Risks and benefits linked to clustering / aggregation of rural water services (RWS). Source: RWSN/ REACH (2023)
Experiences with re-centralisation/ decentralisation of service authorities, and the delegation of rural water services at local or regional level, should be analysed carefully to understand their impact on service quality and population coverage. An institutional framework that monitors clear targets and promotes a transparent framework for accountability and dialogue on performance will enable the pathways to be corrected if necessary.
While no unique solution seems either plausible or pragmatic for all countries in West Africa, clearer evidence of what works and why is central to determining future policy and investments. This study identifies some of the key questions in this ongoing debate, which need further reflection:
• Will the move to re-centralised rural water service authorities improve financing, performance monitoring and asset management?
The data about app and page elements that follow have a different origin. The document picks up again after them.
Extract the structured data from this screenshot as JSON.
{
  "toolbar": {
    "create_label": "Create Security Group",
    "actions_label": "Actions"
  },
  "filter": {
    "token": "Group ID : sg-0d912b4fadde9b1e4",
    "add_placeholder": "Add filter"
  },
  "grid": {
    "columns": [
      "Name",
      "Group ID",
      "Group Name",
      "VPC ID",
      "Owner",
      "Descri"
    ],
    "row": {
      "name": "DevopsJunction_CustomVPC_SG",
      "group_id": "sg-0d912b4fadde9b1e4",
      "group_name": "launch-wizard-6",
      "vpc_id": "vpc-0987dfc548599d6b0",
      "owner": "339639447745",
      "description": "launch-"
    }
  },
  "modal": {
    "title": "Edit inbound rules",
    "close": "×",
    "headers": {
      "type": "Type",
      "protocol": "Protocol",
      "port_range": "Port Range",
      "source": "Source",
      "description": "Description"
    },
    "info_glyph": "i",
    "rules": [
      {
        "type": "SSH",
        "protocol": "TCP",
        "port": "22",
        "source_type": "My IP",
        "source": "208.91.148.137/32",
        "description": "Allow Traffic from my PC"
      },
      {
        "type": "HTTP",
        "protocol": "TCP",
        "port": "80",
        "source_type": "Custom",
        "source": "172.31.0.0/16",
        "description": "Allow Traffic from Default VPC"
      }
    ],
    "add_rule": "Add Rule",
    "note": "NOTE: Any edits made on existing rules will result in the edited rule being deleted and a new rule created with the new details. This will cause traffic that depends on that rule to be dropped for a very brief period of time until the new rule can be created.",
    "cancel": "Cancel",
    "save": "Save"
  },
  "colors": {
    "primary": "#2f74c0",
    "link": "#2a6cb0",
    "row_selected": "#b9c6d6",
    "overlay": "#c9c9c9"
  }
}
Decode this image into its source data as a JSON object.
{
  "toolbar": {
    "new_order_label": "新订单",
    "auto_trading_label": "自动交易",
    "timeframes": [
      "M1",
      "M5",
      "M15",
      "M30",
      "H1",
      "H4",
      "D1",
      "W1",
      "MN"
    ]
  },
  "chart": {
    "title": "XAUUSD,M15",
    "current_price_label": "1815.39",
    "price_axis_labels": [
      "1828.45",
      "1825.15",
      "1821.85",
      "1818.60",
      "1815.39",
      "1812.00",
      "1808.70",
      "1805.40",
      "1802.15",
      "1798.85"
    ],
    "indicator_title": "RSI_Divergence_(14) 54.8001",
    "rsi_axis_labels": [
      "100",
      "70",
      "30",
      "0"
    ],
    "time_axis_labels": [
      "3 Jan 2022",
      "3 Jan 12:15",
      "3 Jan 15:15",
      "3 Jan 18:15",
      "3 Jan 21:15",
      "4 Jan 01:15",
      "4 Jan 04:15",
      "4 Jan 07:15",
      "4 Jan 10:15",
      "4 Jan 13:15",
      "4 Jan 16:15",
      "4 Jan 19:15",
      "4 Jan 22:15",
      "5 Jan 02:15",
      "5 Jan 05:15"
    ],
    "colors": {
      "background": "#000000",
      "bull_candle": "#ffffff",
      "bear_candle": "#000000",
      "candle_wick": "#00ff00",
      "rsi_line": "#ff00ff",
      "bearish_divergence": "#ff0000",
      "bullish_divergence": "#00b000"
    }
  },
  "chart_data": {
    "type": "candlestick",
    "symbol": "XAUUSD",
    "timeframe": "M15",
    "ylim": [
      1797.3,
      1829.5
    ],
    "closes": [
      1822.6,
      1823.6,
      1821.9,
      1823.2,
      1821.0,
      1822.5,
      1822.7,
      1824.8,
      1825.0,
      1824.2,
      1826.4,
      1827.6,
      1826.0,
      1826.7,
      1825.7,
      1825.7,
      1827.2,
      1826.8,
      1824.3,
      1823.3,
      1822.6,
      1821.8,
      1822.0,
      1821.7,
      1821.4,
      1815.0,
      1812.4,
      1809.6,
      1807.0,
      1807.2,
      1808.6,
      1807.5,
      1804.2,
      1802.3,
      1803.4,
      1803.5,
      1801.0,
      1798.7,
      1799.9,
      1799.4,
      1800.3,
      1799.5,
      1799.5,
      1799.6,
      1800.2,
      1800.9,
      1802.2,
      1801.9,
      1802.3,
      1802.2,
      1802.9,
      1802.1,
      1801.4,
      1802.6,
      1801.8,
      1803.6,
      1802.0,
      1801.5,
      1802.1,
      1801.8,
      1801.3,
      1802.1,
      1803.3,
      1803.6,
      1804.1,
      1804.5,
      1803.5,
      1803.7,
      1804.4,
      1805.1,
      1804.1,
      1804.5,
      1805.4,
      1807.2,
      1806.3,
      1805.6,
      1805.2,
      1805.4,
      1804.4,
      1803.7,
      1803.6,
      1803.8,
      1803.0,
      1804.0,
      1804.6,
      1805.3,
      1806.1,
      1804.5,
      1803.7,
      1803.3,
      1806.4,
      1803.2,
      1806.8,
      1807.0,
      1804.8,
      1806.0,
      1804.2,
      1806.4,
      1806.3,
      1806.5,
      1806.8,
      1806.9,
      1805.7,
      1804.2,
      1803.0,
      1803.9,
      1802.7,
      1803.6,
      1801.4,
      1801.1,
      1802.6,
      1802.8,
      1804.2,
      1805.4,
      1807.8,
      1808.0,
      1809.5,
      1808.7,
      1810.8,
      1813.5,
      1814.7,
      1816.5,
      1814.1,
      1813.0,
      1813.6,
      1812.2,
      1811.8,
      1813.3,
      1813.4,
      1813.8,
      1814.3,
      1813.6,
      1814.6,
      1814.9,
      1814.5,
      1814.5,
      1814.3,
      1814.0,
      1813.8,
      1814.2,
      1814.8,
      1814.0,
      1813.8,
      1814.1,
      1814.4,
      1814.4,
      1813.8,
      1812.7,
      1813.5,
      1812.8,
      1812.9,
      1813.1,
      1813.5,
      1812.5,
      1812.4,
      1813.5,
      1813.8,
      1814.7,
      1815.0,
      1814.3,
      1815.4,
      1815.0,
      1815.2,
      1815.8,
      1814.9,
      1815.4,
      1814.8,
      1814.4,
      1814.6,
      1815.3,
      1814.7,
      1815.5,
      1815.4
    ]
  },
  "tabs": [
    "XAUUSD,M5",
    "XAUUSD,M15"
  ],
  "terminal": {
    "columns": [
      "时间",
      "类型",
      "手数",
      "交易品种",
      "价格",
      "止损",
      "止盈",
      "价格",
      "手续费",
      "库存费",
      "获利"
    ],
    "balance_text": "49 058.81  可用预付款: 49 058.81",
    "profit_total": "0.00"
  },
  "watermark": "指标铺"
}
• Where decentralisation is ongoing, what will the role of local stakeholders (including local government) be in countries that have recently re-centralised the rural water sector? Will they be able to hold service authorities and operators accountable?
• In contexts where it has been decided not to subsidise rural water tariffs, how should water services delivery be funded sustainably while ensuring equity between rural and urban residents?
• Will regulation evolve to ensure the sustainability of rural water services under delegation?
• In contexts where international expertise is needed to deliver universal rural water services in the short-term, how will local capacity be developed to ensure the sustainability of rural water services in the long-term?
• Rural water operators will be able and interested in providing rural water services if the financial viability of the services to be delegated is assured, and risks are adequately shared between the operator and the delegating authority. For this, the type, size and scope of rural water services to be delegated, the type and length of the delegation contract, and contractual modalities need to be optimised.
• A clear political, institutional, regulatory and legal framework, which enable long-term contracts and give operators some visibility and clear contractual terms, is essential to the delegation of rural water services both in centralised and decentralised mandates.
• Transparent financing and subsidies, including for O&M when tariffs are below the operational cost recovery level, may be needed to ensure the acceptability of services by rural populations.
• The public services delegation mechanisms that work best are those that are subject to a regular framework for dialogue. Regulation, data and monitoring still require improvement to inform decision-making for rural water services. Whether anchored at national or local level, regulation should be based on principles of efficiency, transparency and accountability, and address local water users’ concerns.
• The professionalisation of rural water services provision depends on the existence of qualified operators interested in working in rural areas (public or private, local or international). Reform efforts must consider local operators’ experience to avoid the perception of “dispossessing the country of local capacity”, which also has an impact of social acceptability and the sustainability of water services.
About the author: Meleesa Naughton is the deputy director of the RWSN Secretariat and the lead author of the REACH/RWSN publication on the performance and prospects of rural drinking water services in francophone West Africa.
Photo credit: Johannes Wagner – a solar-powered water kiosk in Moribala, Mali.
© 2023 REACH